On September 14th, 2017, we published revised versions of our Privacy Policy, Terms of Service and Website Use Policy and published a Cookie Policy. Your continued use of Lynda.com means you agree to these revised documents, so please take a few minutes to read and understand them.

Learn it fast with expert-taught software and skills training at lynda.com. Start your free trial

By Jim Heid |

Should You Bother Using a Lens Shade?

Ben Long demonstrates a lens shade

The lowly lens shade might just be the least glamorous piece of gear in your camera bag. It’s that plastic ring that attaches to your lens and helps guard against flare—those bright circles that appear when your camera is pointed near the sun or another bright light source.

Most new lenses include shades. So why does Ben Long confess to rarely using them—indeed, to having a “completely irrational fear” of the things?
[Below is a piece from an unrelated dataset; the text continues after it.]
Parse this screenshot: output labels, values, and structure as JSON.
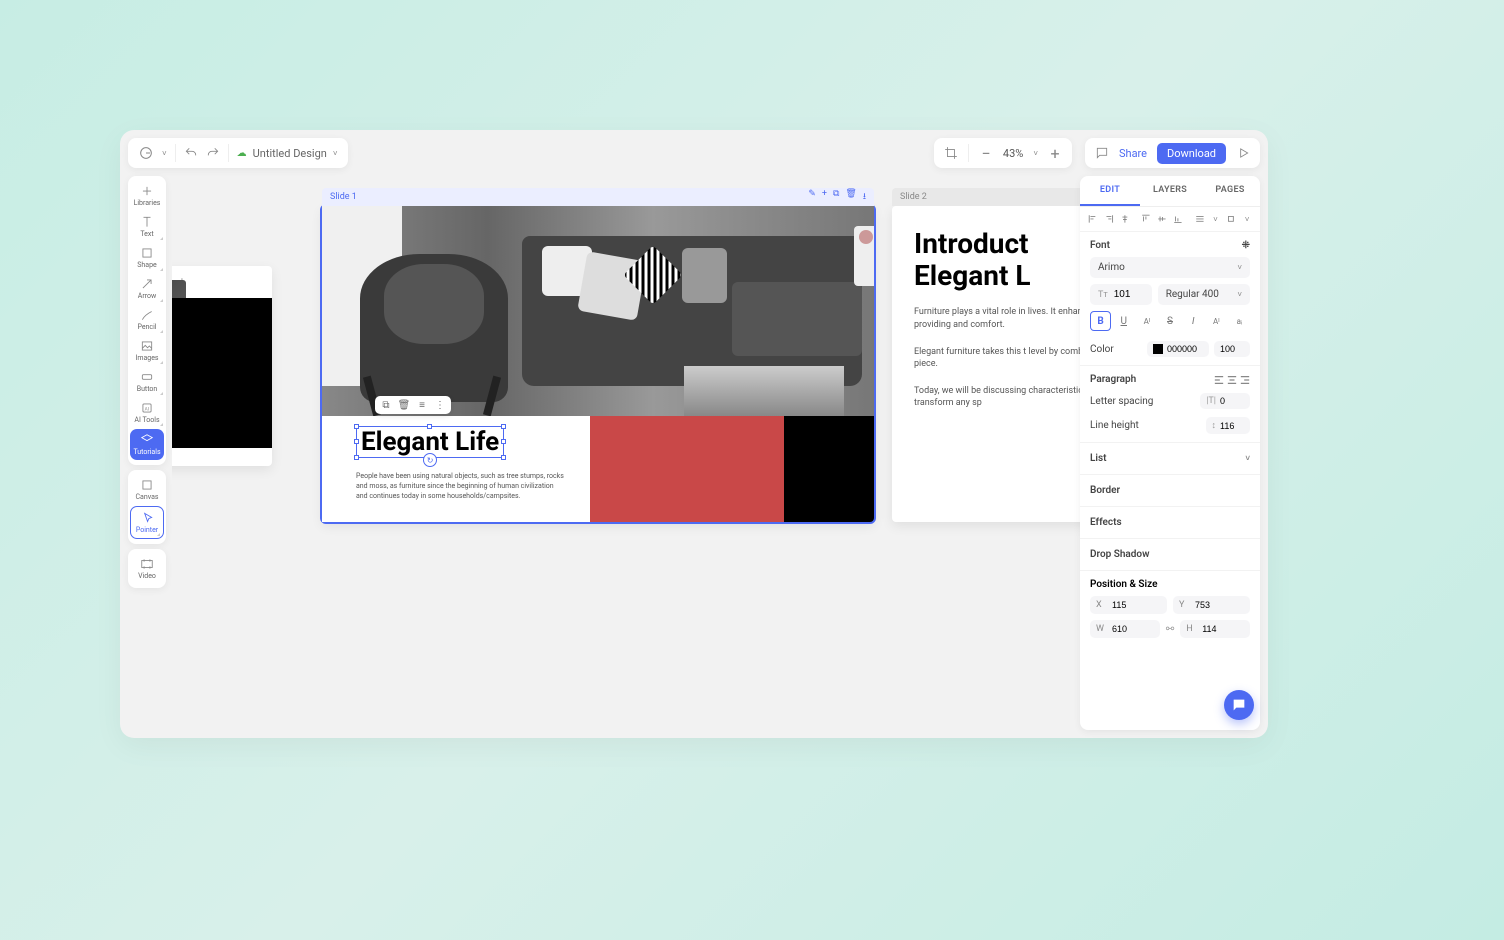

That’s the subject of this week’s installment of The Practicing Photographer.

Close up of a common lens shade

One problem with lens shades, Ben says, is that they add bulk to your camera bag. You can reverse a shade and store it on the lens itself, but that makes the lens bulkier.

What’s more, as Ben demonstrates in the photo above, you can often eliminate the need for a lens shade by simply using a free hand to shield your camera’s lens from bright light. In other words, your body includes a perfectly serviceable lens shade, and it works with every lens you own—except maybe for that extra-long telephoto.

Another reason for Ben’s lens-shade phobia is rooted in his past. The lenses and lens shades of yesteryear were sometimes prone to vignetting—a darkening of the edges of the frame. A bit of vignetting can be desirable in some shots because it helps focus the viewer’s eye on the subject of the photo. But it’s better to add it in a post-production tool like Adobe Lightroom, where you have full control over its appearance.

There is one argument in favor of lens shades that Ben doesn’t mention: They can protect your lenses. A lens shade is a bit like a set of rhino bars on the front of a safari vehicle—it protects against unexpected collisions. By blazing the trail in front of your lens, a shade helps protect the lens, and any filters you’ve installed, from a knock against a wall or worse.

In the end, Ben recommends testing your lens shades in the late afternoon light. Point your camera near the sun (but not directly at it!), and shoot a few frames at various apertures to see if your shade causes vignetting. If not, you’ll know you can trust that shade—and can consider making room for it in your camera bag.

Tags: , , , ,

Thanks for signing up.

We’ll send you a confirmation email shortly.

Sign up and receive emails about lynda.com and our online training library:

Here’s our privacy policy with more details about how we handle your information.

Keep up with news, tips, and latest courses with emails from lynda.com.

Sign up and receive emails about lynda.com and our online training library:

Here’s our privacy policy with more details about how we handle your information.

submit Lightbox submit clicked
Terms and conditions of use

We've updated our terms and conditions (now called terms of service).Go
Review and accept our updated terms of service.